Why Choose Finland for Your Biomedical Research?

Finland Offers a Unique Position as a Research Location Due to These Exceptional Qualities

Unique genetic heritage

Finns share a unique genetic heritage due to geographic isolation which allows faster and more effective analysis of genomic data compared to populations of more heterogeneous origins.

Well-functioning healthcare system

The entire population is covered with longitudinal electronic health records and a personal identification code that is used in all healthcare and social services. The unique identification codes enable linking of the biobank samples to deep phenotypic data, such as medical records, as well as genomic data and the national registries. This increases the value and impact of research.

World-class genomic data

Finnish biobanks have joined together in a large nationwide FinnGen research project which will generate a vast amount of genome data from up to 500,000 (every 10th Finn) biobank samples by 2023. All sample-related genome data generated in the project will return to the originating biobank where it can be combined with deep phenotypic data and be further utilized in subsequent biobank projects.

Up-to-date legislation

Research-advancing Biobank Act has been in force since 2013. The Biobank Act secures the rights of the donor and authorizes the collection of samples and biodata with the donor’s consent to be saved in biobanks and used for future research purposes. Act on the Secondary Use of Health and Social Data has been in force since May 2019. The Act facilitates the effective and safe processing and access to the personal social and health data. A proposal for the Genome Act is in preparation.

Possibility for recontacting sample donors

Sample donors, who have given prior consent for being contacted, can be invited for further studies. This provides an opportunity e.g. for survey studies and targeted patient recruitment for clinical trials and other biomedical research programs based on genotype and/or phenotype.

A national commitment

Significant public funds have been invested in health research and Finland frequently sits at the top of international life sciences. The Finnish government has published the Health Sector Growth Strategy for Research and Innovation, which is being implemented jointly by three ministries. The biobank ecosystem is at the core of the Strategy together with cancer research, genetic data and drug development.

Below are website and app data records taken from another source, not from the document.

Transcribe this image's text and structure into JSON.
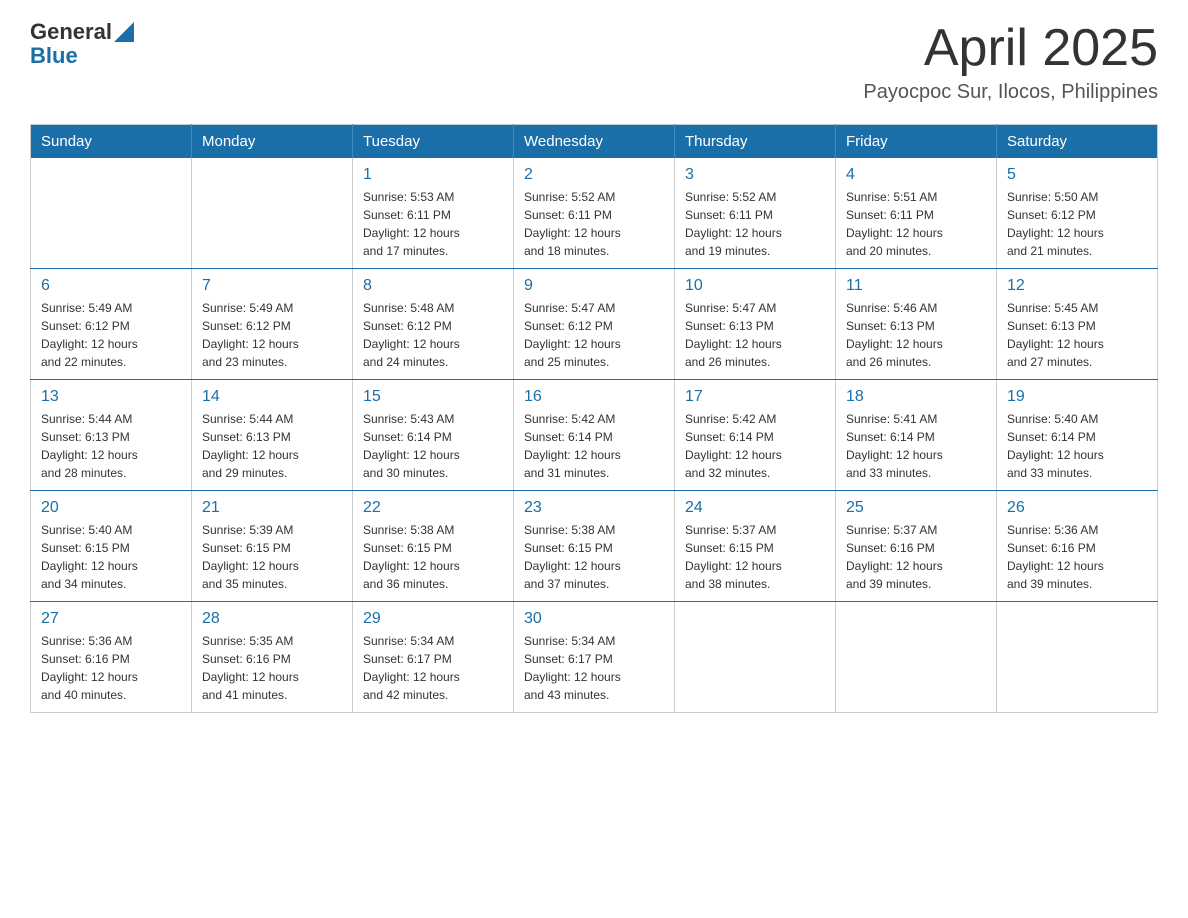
{
  "header": {
    "logo": {
      "general": "General",
      "blue": "Blue"
    },
    "title": "April 2025",
    "location": "Payocpoc Sur, Ilocos, Philippines"
  },
  "calendar": {
    "days_of_week": [
      "Sunday",
      "Monday",
      "Tuesday",
      "Wednesday",
      "Thursday",
      "Friday",
      "Saturday"
    ],
    "weeks": [
      [
        {
          "day": "",
          "info": ""
        },
        {
          "day": "",
          "info": ""
        },
        {
          "day": "1",
          "info": "Sunrise: 5:53 AM\nSunset: 6:11 PM\nDaylight: 12 hours\nand 17 minutes."
        },
        {
          "day": "2",
          "info": "Sunrise: 5:52 AM\nSunset: 6:11 PM\nDaylight: 12 hours\nand 18 minutes."
        },
        {
          "day": "3",
          "info": "Sunrise: 5:52 AM\nSunset: 6:11 PM\nDaylight: 12 hours\nand 19 minutes."
        },
        {
          "day": "4",
          "info": "Sunrise: 5:51 AM\nSunset: 6:11 PM\nDaylight: 12 hours\nand 20 minutes."
        },
        {
          "day": "5",
          "info": "Sunrise: 5:50 AM\nSunset: 6:12 PM\nDaylight: 12 hours\nand 21 minutes."
        }
      ],
      [
        {
          "day": "6",
          "info": "Sunrise: 5:49 AM\nSunset: 6:12 PM\nDaylight: 12 hours\nand 22 minutes."
        },
        {
          "day": "7",
          "info": "Sunrise: 5:49 AM\nSunset: 6:12 PM\nDaylight: 12 hours\nand 23 minutes."
        },
        {
          "day": "8",
          "info": "Sunrise: 5:48 AM\nSunset: 6:12 PM\nDaylight: 12 hours\nand 24 minutes."
        },
        {
          "day": "9",
          "info": "Sunrise: 5:47 AM\nSunset: 6:12 PM\nDaylight: 12 hours\nand 25 minutes."
        },
        {
          "day": "10",
          "info": "Sunrise: 5:47 AM\nSunset: 6:13 PM\nDaylight: 12 hours\nand 26 minutes."
        },
        {
          "day": "11",
          "info": "Sunrise: 5:46 AM\nSunset: 6:13 PM\nDaylight: 12 hours\nand 26 minutes."
        },
        {
          "day": "12",
          "info": "Sunrise: 5:45 AM\nSunset: 6:13 PM\nDaylight: 12 hours\nand 27 minutes."
        }
      ],
      [
        {
          "day": "13",
          "info": "Sunrise: 5:44 AM\nSunset: 6:13 PM\nDaylight: 12 hours\nand 28 minutes."
        },
        {
          "day": "14",
          "info": "Sunrise: 5:44 AM\nSunset: 6:13 PM\nDaylight: 12 hours\nand 29 minutes."
        },
        {
          "day": "15",
          "info": "Sunrise: 5:43 AM\nSunset: 6:14 PM\nDaylight: 12 hours\nand 30 minutes."
        },
        {
          "day": "16",
          "info": "Sunrise: 5:42 AM\nSunset: 6:14 PM\nDaylight: 12 hours\nand 31 minutes."
        },
        {
          "day": "17",
          "info": "Sunrise: 5:42 AM\nSunset: 6:14 PM\nDaylight: 12 hours\nand 32 minutes."
        },
        {
          "day": "18",
          "info": "Sunrise: 5:41 AM\nSunset: 6:14 PM\nDaylight: 12 hours\nand 33 minutes."
        },
        {
          "day": "19",
          "info": "Sunrise: 5:40 AM\nSunset: 6:14 PM\nDaylight: 12 hours\nand 33 minutes."
        }
      ],
      [
        {
          "day": "20",
          "info": "Sunrise: 5:40 AM\nSunset: 6:15 PM\nDaylight: 12 hours\nand 34 minutes."
        },
        {
          "day": "21",
          "info": "Sunrise: 5:39 AM\nSunset: 6:15 PM\nDaylight: 12 hours\nand 35 minutes."
        },
        {
          "day": "22",
          "info": "Sunrise: 5:38 AM\nSunset: 6:15 PM\nDaylight: 12 hours\nand 36 minutes."
        },
        {
          "day": "23",
          "info": "Sunrise: 5:38 AM\nSunset: 6:15 PM\nDaylight: 12 hours\nand 37 minutes."
        },
        {
          "day": "24",
          "info": "Sunrise: 5:37 AM\nSunset: 6:15 PM\nDaylight: 12 hours\nand 38 minutes."
        },
        {
          "day": "25",
          "info": "Sunrise: 5:37 AM\nSunset: 6:16 PM\nDaylight: 12 hours\nand 39 minutes."
        },
        {
          "day": "26",
          "info": "Sunrise: 5:36 AM\nSunset: 6:16 PM\nDaylight: 12 hours\nand 39 minutes."
        }
      ],
      [
        {
          "day": "27",
          "info": "Sunrise: 5:36 AM\nSunset: 6:16 PM\nDaylight: 12 hours\nand 40 minutes."
        },
        {
          "day": "28",
          "info": "Sunrise: 5:35 AM\nSunset: 6:16 PM\nDaylight: 12 hours\nand 41 minutes."
        },
        {
          "day": "29",
          "info": "Sunrise: 5:34 AM\nSunset: 6:17 PM\nDaylight: 12 hours\nand 42 minutes."
        },
        {
          "day": "30",
          "info": "Sunrise: 5:34 AM\nSunset: 6:17 PM\nDaylight: 12 hours\nand 43 minutes."
        },
        {
          "day": "",
          "info": ""
        },
        {
          "day": "",
          "info": ""
        },
        {
          "day": "",
          "info": ""
        }
      ]
    ]
  }
}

Research-engaged people

Finns trust researchers and the Finnish healthcare system. Therefore, they are willing to offer their voluntary participation in public screening programs and to donate their samples to biobanks.